● **ABOUT THIS EXERCISE**
The number of lines below holding the string "industry" is the only answer wanted.

Entries from a dataset of interfaces
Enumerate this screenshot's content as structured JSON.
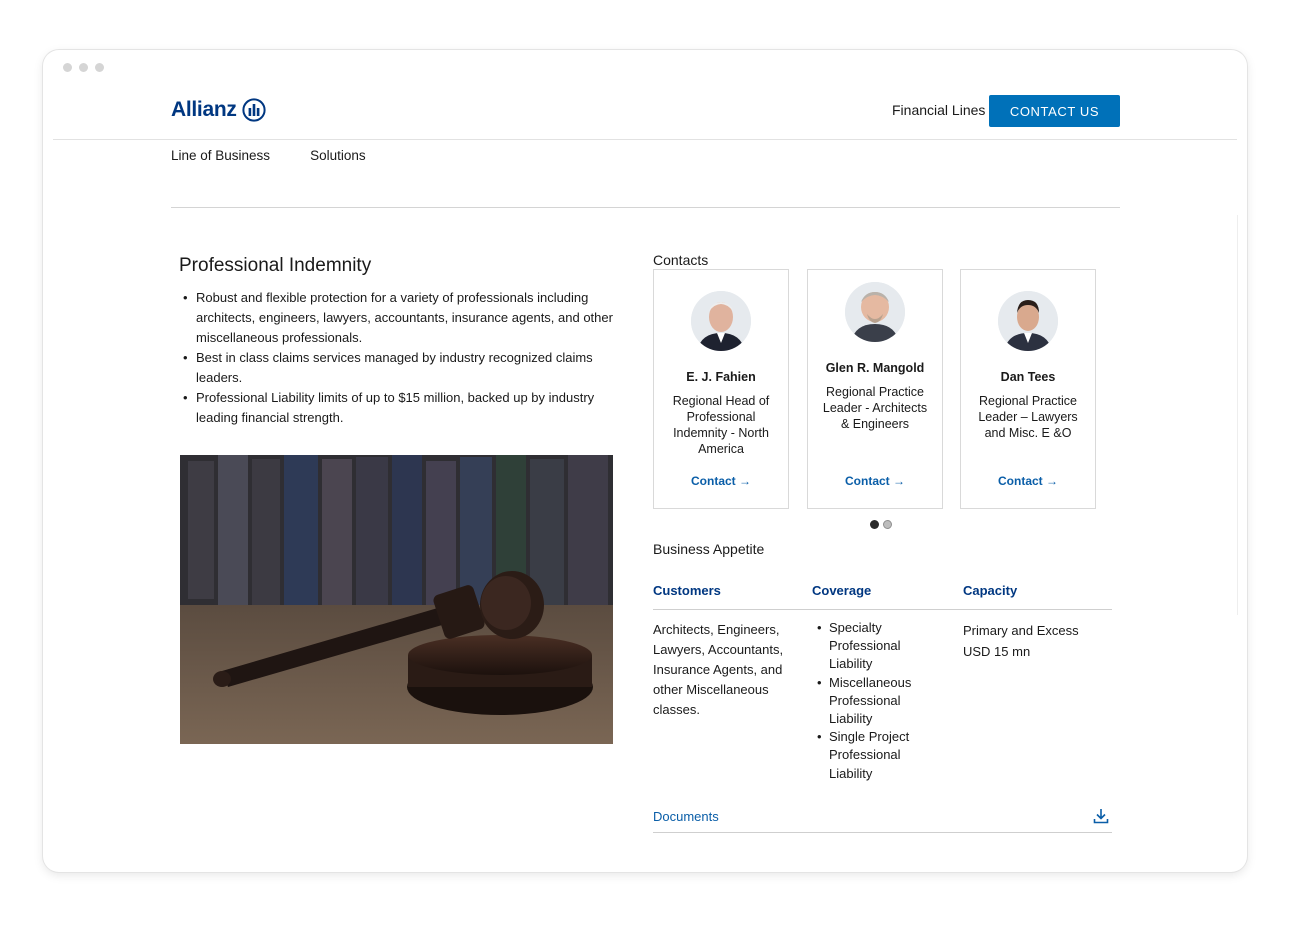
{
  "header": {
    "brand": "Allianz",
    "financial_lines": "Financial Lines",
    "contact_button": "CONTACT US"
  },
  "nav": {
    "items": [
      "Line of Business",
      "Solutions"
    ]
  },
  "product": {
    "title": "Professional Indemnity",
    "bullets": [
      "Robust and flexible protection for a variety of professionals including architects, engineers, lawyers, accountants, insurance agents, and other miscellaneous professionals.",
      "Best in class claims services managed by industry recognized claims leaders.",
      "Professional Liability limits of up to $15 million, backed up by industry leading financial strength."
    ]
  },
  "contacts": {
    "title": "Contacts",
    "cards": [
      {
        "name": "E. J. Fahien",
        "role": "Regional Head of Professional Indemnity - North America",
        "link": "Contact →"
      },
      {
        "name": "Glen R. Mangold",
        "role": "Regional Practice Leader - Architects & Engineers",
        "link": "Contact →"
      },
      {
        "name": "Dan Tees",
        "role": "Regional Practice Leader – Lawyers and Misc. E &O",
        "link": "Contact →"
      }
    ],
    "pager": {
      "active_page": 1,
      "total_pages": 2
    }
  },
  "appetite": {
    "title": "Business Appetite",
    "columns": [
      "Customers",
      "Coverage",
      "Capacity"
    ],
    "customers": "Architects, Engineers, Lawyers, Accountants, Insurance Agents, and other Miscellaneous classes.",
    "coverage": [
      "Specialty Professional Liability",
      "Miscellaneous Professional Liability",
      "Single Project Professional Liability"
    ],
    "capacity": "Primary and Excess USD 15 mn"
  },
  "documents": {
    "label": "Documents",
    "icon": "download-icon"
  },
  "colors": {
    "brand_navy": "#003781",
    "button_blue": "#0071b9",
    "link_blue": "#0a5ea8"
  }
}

● **SOLUTION TO THIS EXERCISE**
2